Back in mid-February, the idea of a winning a Two Rivers 3A Conference championship this spring wasn’t something that Grayson Adams and Brady Best thought was unrealistic.
Best was in line to return to a Corinth Holders baseball lineup that was going to be a favorite for the league title; Adams had been a member of the Pirate golf program which had dominated the conference of late.
Then, at about the same time, the duo decided it was time to try something new, so they went out for the tennis team.
“I decided to do it, like Feb. 26, or whatever the first day of practice was,” Best recalled Tuesday.
Two months later, the Corinth Holders pairing left the Smithfield-Selma High School tennis courts with the league’s doubles championship, downing the SSS duo of John Ashley and Nathan Holt, 6-3, 6-3.
“I didn’t think we’d win it, for sure,” Best said. “I didn’t even know if I’d be good enough to play in the top six. I just wanted to play the best that I could. Today we just concentrated on finishing games and sets, closing out matches.”
On the singles side, Cleveland senior Dylan Betancourt continued his domination of the league, notching his second consecutive title and the third of his career.
Betancourt took the singles title when Nikhar Patel of Corinth Holders was forced to bow out with cramps in his legs and stomach in the second set of their match.
Betancourt took the first set of the championship match, 6-1, and was leading 4-2 when Patel, taking the advice of Corinth Holders’ Chris Davis, opted for the injury default instead of listening to his competitive side and trying to push on. He had to take a long break after the first set to try to work out the cramps.
“I felt like I really played well during the first set and after the break (at the end of the first set), I just wasn’t as sharp,” Betancourt said. “I felt like I was getting back to playing the way I wanted to a couple of games before he had to retire.”
Betancourt admitted playing his best while watching a respected opponent struggle to move on the court was tough: “You feel bad for the guy because I know the kind of competitor and player he is and you don’t want him to be hurt, but at the same time you’ve got to stay focused on what you need to do on the court.”
Betancourt is 15-3 on the season with his only losses to 4A players. He went 14-0 in conference.
“His service game has gotten stronger this year, especially his kick serve,” coach Emily Purvis said. “He’s added more bounce to it and that’s given him more confidence on serve. And overall, he’s just been a more confident player because of all of the work he’s put in sharpening all of his game.”

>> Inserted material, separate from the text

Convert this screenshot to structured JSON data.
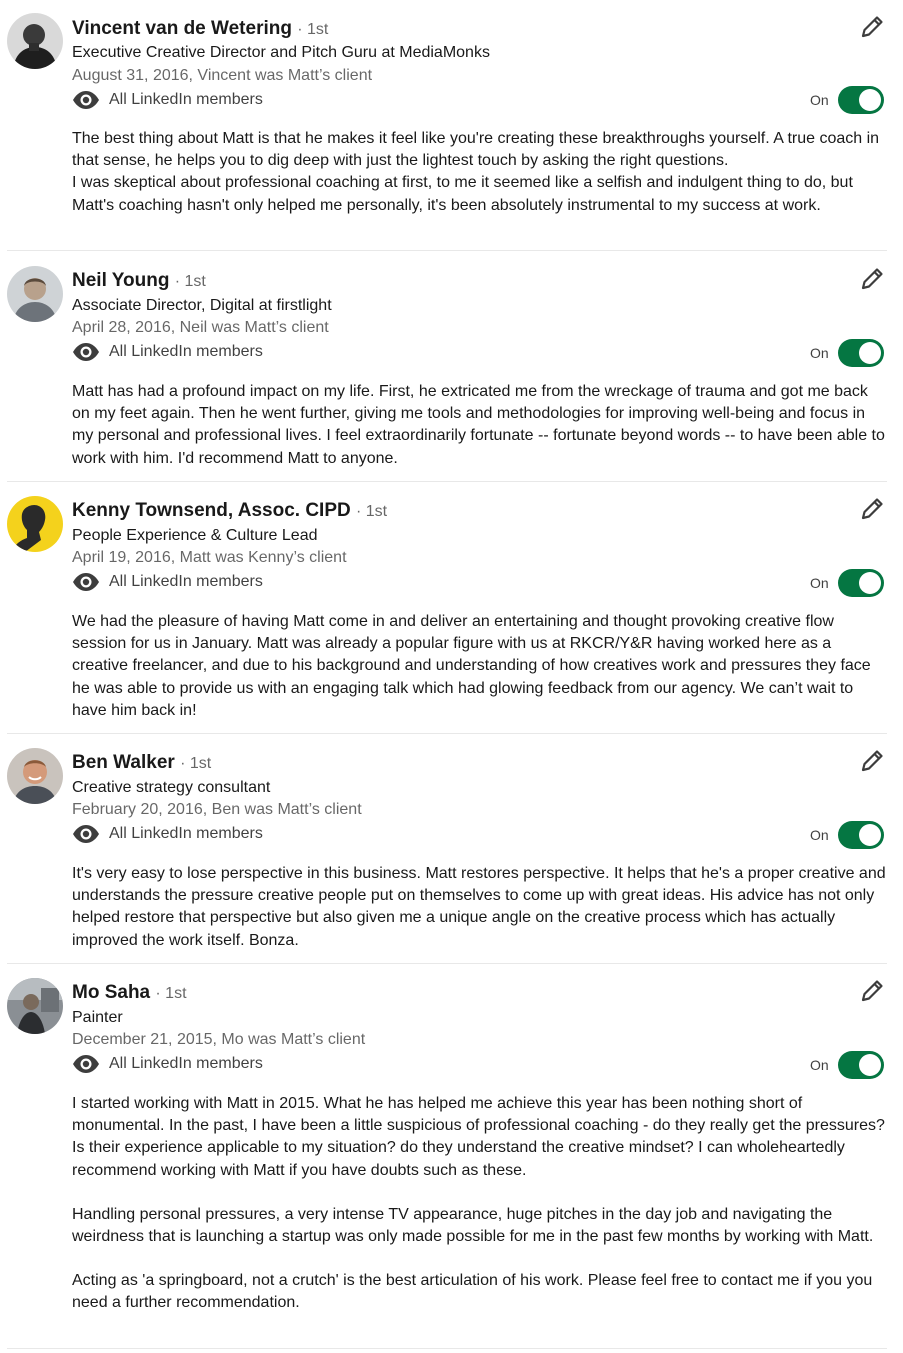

Betancourt credited the work he’s done with Paul Goode at the Raleigh Racquet Club as key to his season. The service game Purvis mentioned and his backhand (“It’s 10 times better than it was last year,” he said) are the major areas of improvement he’s felt in his game.
A back condition has made golf tougher and tougher on Corinth Holders’ Adams over the past couple of years, but swinging a tennis racquet hasn’t caused the same injury concerns the golf club did. Becoming a doubles team with his friend and fellow tennis rookie Best was a natural fit.
“I liked it from the start,” Adams said of the move from tennis. “It’s great competition but it’s not stressful.”
“I knew from the third day of practice, the first day we played doubles, that they had potential,” Davis said. “There was just a natural bond between them and confidence together. It was a yin and yang personality mix. Brady is ultra competitive and Grayson, he’s just a roll with it guy. Everything just rolls off of his back.”
Davis added that the mix of a lefty (Best) playing with a righty made the pairing a tougher match for opponents naturally as well.
It’s the fourth consecutive year a Corinth Holders team has won their conference’s doubles championship.
“Grayson just had that natural gift for shot placement and seeing the court from the start,” Davis said. “Brady is a really strong baseline player and he’s right-handed put plays left-handed so that makes his backhand a natural power stroke for him.”
The top four finishing teams in singles and doubles advanced to the individual regionals. Smithfield-Selma’s Tim Jones was somewhat of a surprise qualifier for regionals in singles play, advancing to the semifinals before falling to Betancourt. Cleveland’s Jay Waltman also made the semis, earning a regional trip as well.